A telephone survey of 200 teachers was conducted to measure their attitudes to traffic safety education. Analysis of the results suggested that there were five groups of teachers based on their attitudes to this teaching area. Three groups of teachers had relatively positive attitudes to traffic safety education and two groups were more negative. These attitudes were reflected in their self-reported use of traffic safety education resources and activities and their level of inservice participation.
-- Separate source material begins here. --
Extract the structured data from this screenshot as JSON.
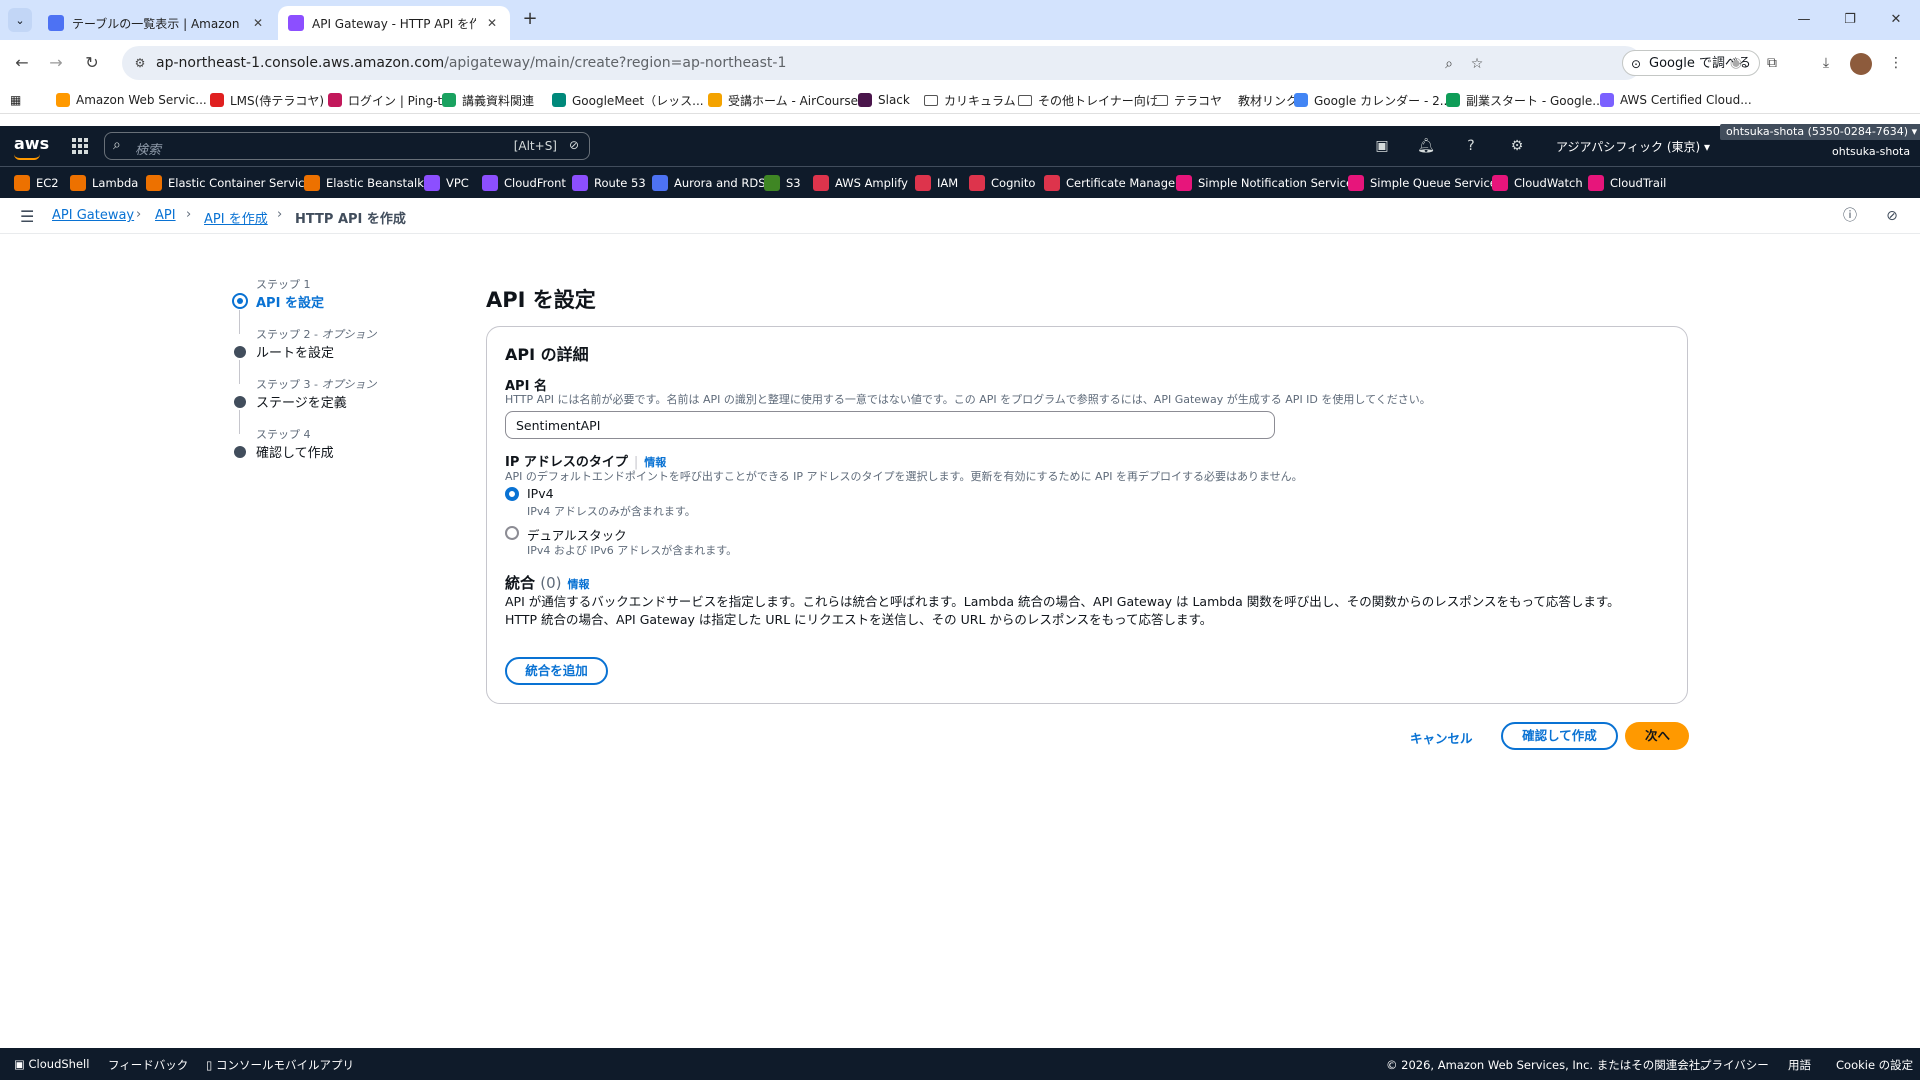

The teachers with negative attitudes towards traffic safety education either had concerns about the time constraints involved in implementing this area in their teaching or were negative about the quality and ease-of-use of resource materials in this area. These associated attitudes and the relationship between attitudes and self-reported behaviour noted here lead to some recommendations concerning the Teacher Professional Development Program that might help these teachers include some aspects of traffic safety education in their teaching. These included improved awareness of modern resource materials, advice concerning the inclusion of these materials in a range of curriculum areas, and advice concerning ways of achieving this without undue impact on teaching workload.

GENERAL CONCLUSIONS

The two surveys conducted as part of the traffic safety education project have provided baseline data for the investigation of the effects of the traffic safety education Teacher Professional Development Program being conducted by the Department of Education, but they have also provided data of more general interest concerning the amount and type of traffic safety education being conducted in Victorian schools in 1996 and the attitude structure of teachers in relation to this area of education.

Sponsor: Department of Education, Victoria